This is a residue-borne disease that is favored by cool, wet conditions and can grow and persist on small grain residues. The disease is often located deep within the lower canopy, and causes irregular brown lesions on the foliage. At the center of the lesions you will often see black structures that may resemble tiny peppercorns. These structures are why the disease has the extremely creative common name speckled leaf blotch. The disease spreads upwards predominantly via rain splash, and seldom causes significant yield impacts. This typically is due to increased temperatures that do not favor disease development as the crop develops and the flag leaf is produced. Remember, the flag leaf and green tissues above contribute the majority of carbohydrates for grain fill (over 70% from the flag leaf alone). Foliar diseases that do not reach these tissues are typically not a major concern.
Similarly, I came across a few fields with light powdery mildew. Unlike Septoria leaf blotch, powdery mildew is an obligate pathogen and requires a living host to grow and reproduce. Cool, humid (not wet) conditions favor powdery mildew development. In general, production practices that favor rapid plant growth and lush, full canopies early in the season favor this disease. For example, high nitrogen rates or manure use can result in rank growth early in the season. Powdery mildew can reproduce more quickly than Septoria, and therefore can occasionally impact early season growth or tillering in some instances. Although I did not see anything that would be of concerns and have not had any reports of severe powdery mildew, management is best achieved through selection of a resistant variety and avoiding excessive nitrogen application. Early season fungicide applications with nitrogen applications can have some benefit when a field is at high risk for disease (i.e. susceptible variety, heavy N use, disease present early, cool weather forecast for several days/weeks) but are not recommended if disease is low. Anything in the triazole (FRAC group 3), SDHI (FRAC group 7) or Strobilurin (FRAC group 11) fungicide classes will help control powdery mildew in high risk situations.

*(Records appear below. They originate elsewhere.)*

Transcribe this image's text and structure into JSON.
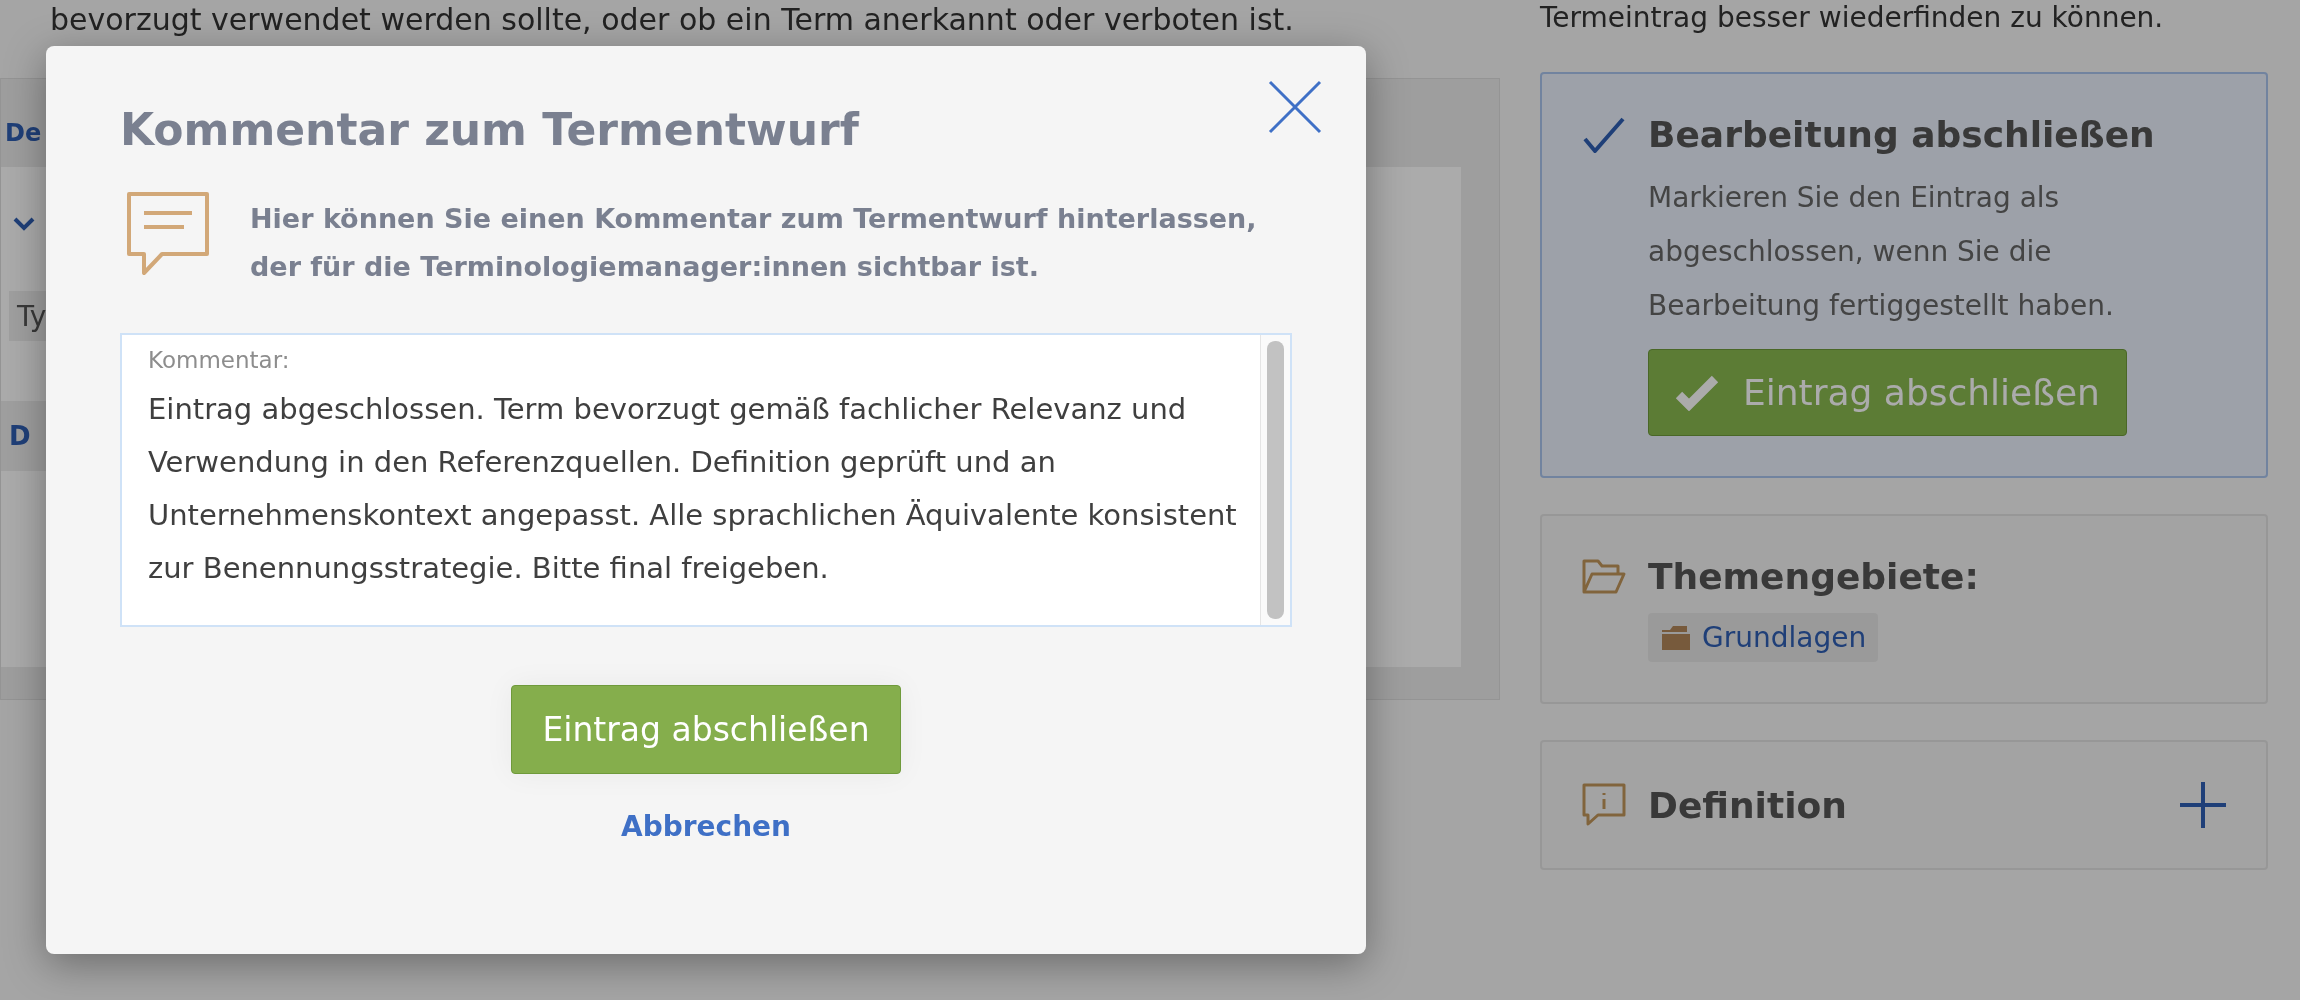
{
  "background": {
    "left_top_text": "bevorzugt verwendet werden sollte, oder ob ein Term anerkannt oder verboten ist.",
    "right_top_text": "Termeintrag besser wiederfinden zu können.",
    "left_panel": {
      "heading_fragment": "De",
      "field_fragment": "Ty",
      "link_fragment": "D"
    },
    "finish_card": {
      "title": "Bearbeitung abschließen",
      "text": "Markieren Sie den Eintrag als abgeschlossen, wenn Sie die Bearbeitung fertiggestellt haben.",
      "button": "Eintrag abschließen"
    },
    "subject_card": {
      "title": "Themengebiete:",
      "tags": [
        "Grundlagen"
      ]
    },
    "definition_card": {
      "title": "Definition"
    }
  },
  "modal": {
    "title": "Kommentar zum Termentwurf",
    "description": "Hier können Sie einen Kommentar zum Termentwurf hinterlassen, der für die Terminologiemanager:innen sichtbar ist.",
    "comment_field": {
      "label": "Kommentar:",
      "value": "Eintrag abgeschlossen. Term bevorzugt gemäß fachlicher Relevanz und Verwendung in den Referenzquellen. Definition geprüft und an Unternehmenskontext angepasst. Alle sprachlichen Äquivalente konsistent zur Benennungsstrategie. Bitte final freigeben."
    },
    "confirm_button": "Eintrag abschließen",
    "cancel_link": "Abbrechen"
  }
}
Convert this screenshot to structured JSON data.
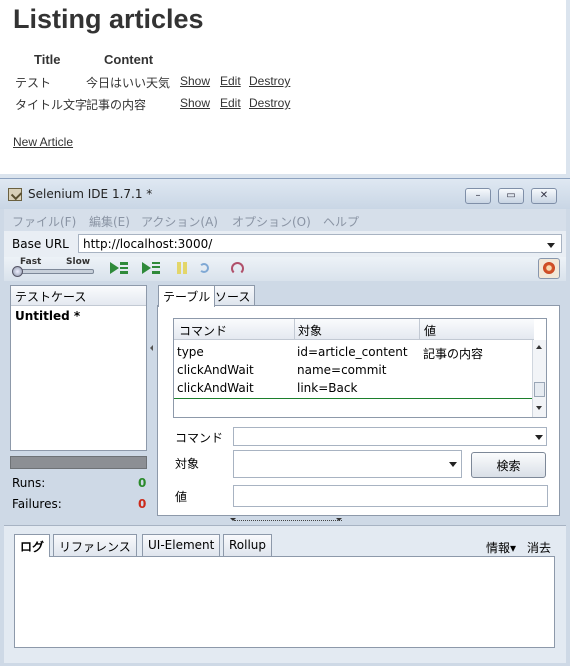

As we approach boot and heading you should keep an eye on the Fusarium Head Blight Prediction Center for updates on disease risk. I will follow up with a post on how to best use this tool on my blog in the next few days. Forecasts are calling for e moderate and potentially rainy conditions over the next 7-10 days depending on your location. In the meantime, keep an eye on your fields, and enjoy the weather!
Nathan Kleczewski Extension Field Crop Plant Pathologist University of Illinois email: firstname.lastname@example.org